Sam Barsky of Pikesville, Md., has turned sweaters into a statement. For the past 17 years, he's knit sweaters that show places that he's seen around the world, including the Golden Gate Bridge, Stonehenge and Jerusalem's Wailing Wall or a field of electrical pylons. But what's made Mr. Barsky an internet phenomenon with well over a million hits on various websites are photos of the knitter, the artist himself, posed in front of a scene wearing the sweater that he's knitted. Sam Barsky joins us now from member station WYPR in Baltimore. Thanks so much for being with us.
SAM BARSKY: Hi.
SIMON: Why do you do this?
BARSKY: This is what I enjoy doing. I like creating. I like replicating what I see in life and what I anticipate seeing.
SIMON: I'm told you've done a 103 sweaters.
BARSKY: Yes. That's correct.
SIMON: That's a lot of wool, a lot of stitches, isn't it?
BARSKY: Yes, probably millions by now.
SIMON: Do you know what you're going to knit next?
BARSKY: Yes because Groundhog Day is coming up in early February, I'm thinking of making a sweater with a groundhog on it.
SIMON: Oh, that sounds adorable. You must get requests at this point. You've become pretty famous.
BARSKY: Yes. I'm flooded with requests, so many I can't even see all of them.
SIMON: Yeah. Do you ever fulfill any?
BARSKY: I've thought about it before, but I've realized early on a long time ago that it's not practical for me to be a human sweater mill.
SIMON: (Laughter) Yeah. All right. I understand that. Well, what are some of your favorite sweaters, sweater scenes?
BARSKY: I can't say which one is my number one favorite, but some of the ones that are getting attention a lot are, like, Times Square. The Tower Bridge of London is very popular. I've done Venice, I've done Niagara Falls, just to name a few. I did one with tigers on it, and I wore it while holding a real live tiger in Thailand one time.
SIMON: Oh, my gosh. A lot of people must ask you about the electrical pylons sweater.
BARSKY: Yes. And as a matter of fact, it's the one I'm wearing right now.
SIMON: All right. Well, maybe we can get a picture of it and we can post it on our website if that's all right with you.
BARSKY: Yeah. That's fine.
SIMON: What was your artistic inspiration for that? A lot of people would see a field of electrical pylons and think we ought to put a sweater over that.
BARSKY: Yes. I see them all the time in all my routine travels around the local area. They're everywhere. So pretty much anything that crosses my eyes is a potential sweater, and the pylons are no exception.
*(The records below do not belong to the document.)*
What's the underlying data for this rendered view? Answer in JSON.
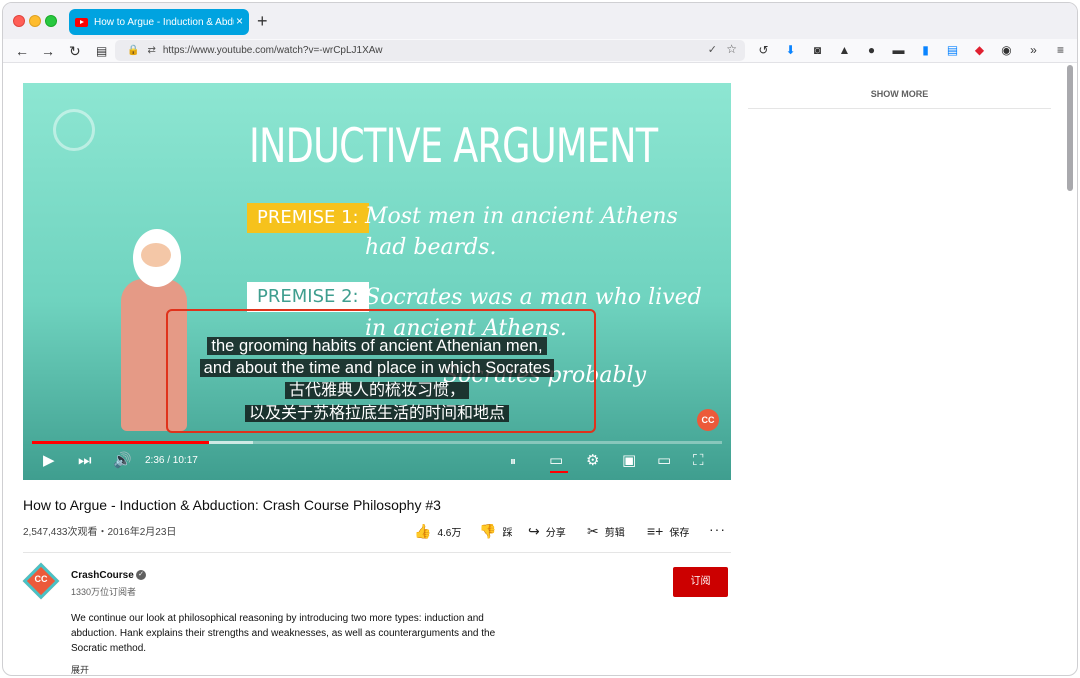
{
  "browser": {
    "tab_title": "How to Argue - Induction & Abdu",
    "tab_close": "×",
    "new_tab": "+",
    "url": "https://www.youtube.com/watch?v=-wrCpLJ1XAw",
    "nav_back": "←",
    "nav_forward": "→",
    "nav_reload": "↻",
    "nav_reader": "▤",
    "toolbar_icons": [
      "sync-icon",
      "download-icon",
      "screenshot-icon",
      "rocket-icon",
      "circle-icon",
      "container-icon",
      "bitwarden-icon",
      "save-icon",
      "pocket-icon",
      "panda-icon",
      "overflow-icon",
      "menu-icon"
    ],
    "accent_color": "#00a3e0"
  },
  "video": {
    "slide_title": "INDUCTIVE ARGUMENT",
    "premise1_label": "PREMISE 1:",
    "premise1_text_line1": "Most men in ancient Athens",
    "premise1_text_line2": "had beards.",
    "premise2_label": "PREMISE 2:",
    "premise2_text_line1": "Socrates was a man who lived",
    "premise2_text_line2": "in ancient Athens.",
    "premise3_text_partial": "Socrates probably",
    "cc_badge": "CC",
    "captions": [
      "the grooming habits of ancient Athenian men,",
      "and about the time and place in which Socrates",
      "古代雅典人的梳妆习惯，",
      "以及关于苏格拉底生活的时间和地点"
    ],
    "time": "2:36 / 10:17",
    "progress_played": 0.256,
    "progress_loaded": 0.32,
    "controls": {
      "play": "▶",
      "next": "⏭",
      "volume": "🔊",
      "autoplay": "⏸",
      "subtitles": "▭",
      "settings": "⚙",
      "miniplayer": "▣",
      "theater": "▭",
      "fullscreen": "⛶"
    }
  },
  "info": {
    "title": "How to Argue - Induction & Abduction: Crash Course Philosophy #3",
    "views": "2,547,433次观看・2016年2月23日",
    "like": "4.6万",
    "dislike": "踩",
    "share": "分享",
    "clip": "剪辑",
    "save": "保存",
    "more": "···"
  },
  "channel": {
    "avatar_text": "CC",
    "name": "CrashCourse",
    "verified": "✓",
    "subscribers": "1330万位订阅者",
    "subscribe": "订阅",
    "description": "We continue our look at philosophical reasoning by introducing two more types: induction and abduction. Hank explains their strengths and weaknesses, as well as counterarguments and the Socratic method.",
    "expand": "展开"
  },
  "sidebar": {
    "show_more": "SHOW MORE"
  }
}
SIMON: Yeah. Is there a sweater of your dreams you'd like to do you just haven't gotten to yet?
BARSKY: Pretty much any kind of iconic landmark or natural scene. It's like anything possibly - could be in my dreams. The only limitation I have is that it takes a month to make one.
SIMON: Do you ever put people's faces on a sweater, of friends maybe?
BARSKY: Doing a face of a specific person is not something I've ever attempted to do before. It's one of the things I'm working hard on figuring out how to do now as I'm working on a Martin Luther King Day sweater. I'm having a picture of the I Have A Dream speech with a picture of Dr. King standing in front of the crowd.
SIMON: Well, that sounds like a very ambitious piece of art, Mr. Barsky. It really does.
SIMON: Well, Mr. Barsky, you've given a lot of people pleasure. Thank you very much for your art work and letting people see it.
BARSKY: Yes, it's my pleasure. It's my goal to share it with the world.
SIMON: Sam Barsky talking about his sweaters. Transcript provided by NPR, Copyright NPR.